§ REQUIRED WORK:
The expected response is a copy of every line in the entries below that includes the word "title".

------------------------------

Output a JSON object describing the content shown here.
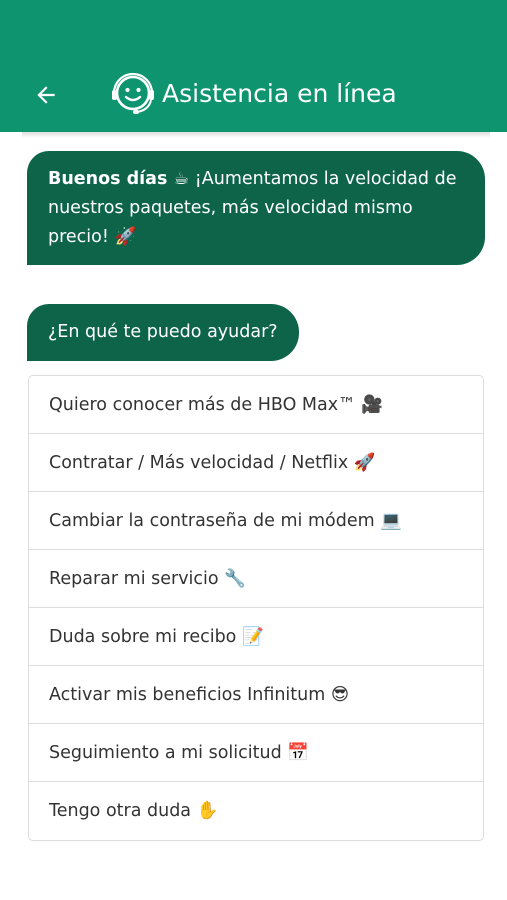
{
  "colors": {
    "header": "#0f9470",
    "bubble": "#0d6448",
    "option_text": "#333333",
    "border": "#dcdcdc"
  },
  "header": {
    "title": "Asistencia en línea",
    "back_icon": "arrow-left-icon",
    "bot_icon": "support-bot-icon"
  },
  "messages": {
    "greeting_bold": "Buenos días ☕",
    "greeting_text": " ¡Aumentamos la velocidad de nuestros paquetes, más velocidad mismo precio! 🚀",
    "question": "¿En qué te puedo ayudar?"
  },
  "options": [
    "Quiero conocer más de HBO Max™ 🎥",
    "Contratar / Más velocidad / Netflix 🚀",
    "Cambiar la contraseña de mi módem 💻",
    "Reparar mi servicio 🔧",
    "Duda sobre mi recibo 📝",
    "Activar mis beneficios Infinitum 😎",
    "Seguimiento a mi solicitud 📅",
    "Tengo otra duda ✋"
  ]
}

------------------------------

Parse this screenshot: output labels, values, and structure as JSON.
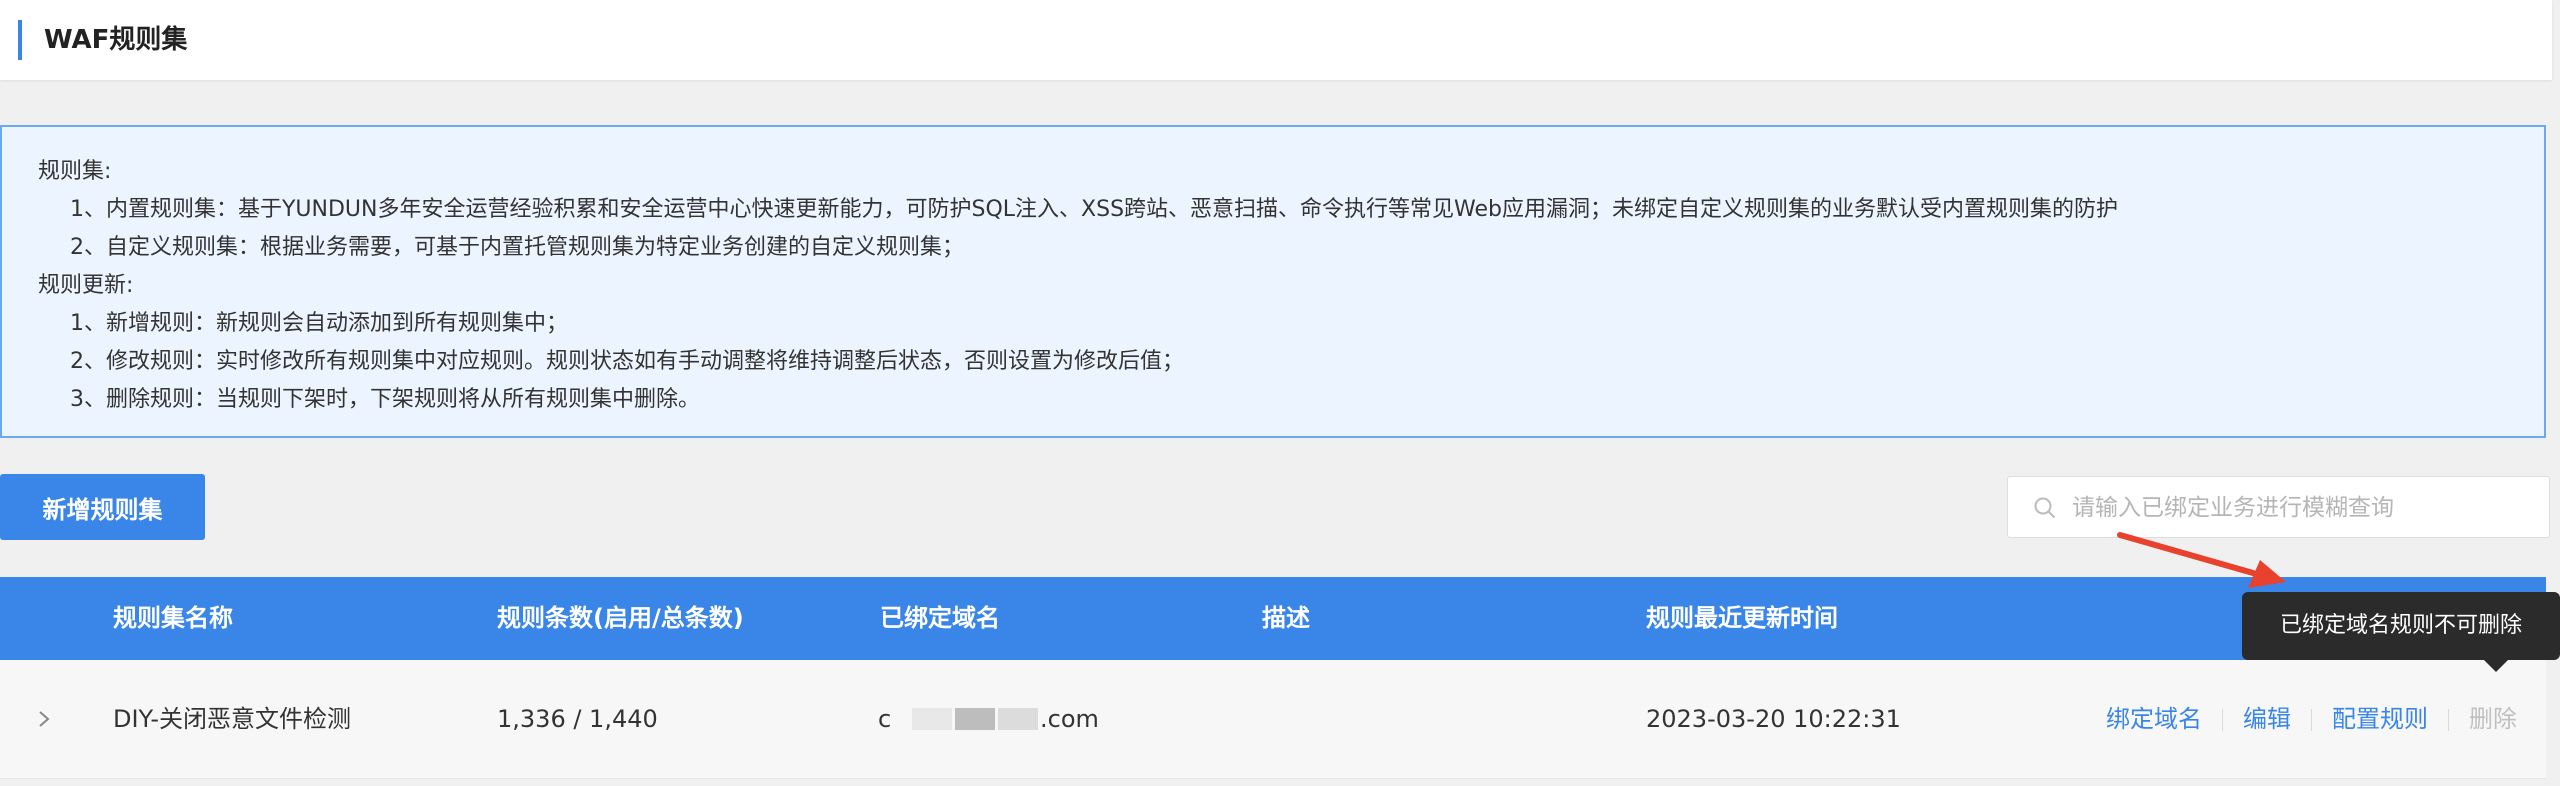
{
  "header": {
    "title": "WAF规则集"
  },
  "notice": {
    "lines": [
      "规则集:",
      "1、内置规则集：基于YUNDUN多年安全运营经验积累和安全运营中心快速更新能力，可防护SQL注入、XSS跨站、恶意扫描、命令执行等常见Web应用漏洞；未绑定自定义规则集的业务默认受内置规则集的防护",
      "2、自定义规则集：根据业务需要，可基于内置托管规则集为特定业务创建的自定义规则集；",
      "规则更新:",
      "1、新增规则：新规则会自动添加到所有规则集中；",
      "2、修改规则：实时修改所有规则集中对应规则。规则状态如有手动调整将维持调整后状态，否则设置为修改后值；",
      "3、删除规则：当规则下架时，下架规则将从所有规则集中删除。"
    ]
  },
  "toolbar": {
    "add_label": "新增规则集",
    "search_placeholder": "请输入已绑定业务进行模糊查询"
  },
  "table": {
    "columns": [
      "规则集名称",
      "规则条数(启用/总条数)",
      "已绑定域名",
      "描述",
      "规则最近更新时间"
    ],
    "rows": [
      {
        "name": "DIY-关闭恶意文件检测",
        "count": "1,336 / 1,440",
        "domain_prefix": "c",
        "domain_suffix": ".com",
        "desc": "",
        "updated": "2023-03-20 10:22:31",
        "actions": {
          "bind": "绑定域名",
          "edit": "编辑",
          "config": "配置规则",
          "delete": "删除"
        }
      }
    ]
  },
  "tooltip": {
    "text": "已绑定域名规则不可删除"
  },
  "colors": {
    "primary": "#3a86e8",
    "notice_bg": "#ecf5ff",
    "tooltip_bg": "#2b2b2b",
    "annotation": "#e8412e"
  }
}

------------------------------

§ YOUR RESPONSE:
    "title": "Asistencia en línea",
    "title": "WAF规则集"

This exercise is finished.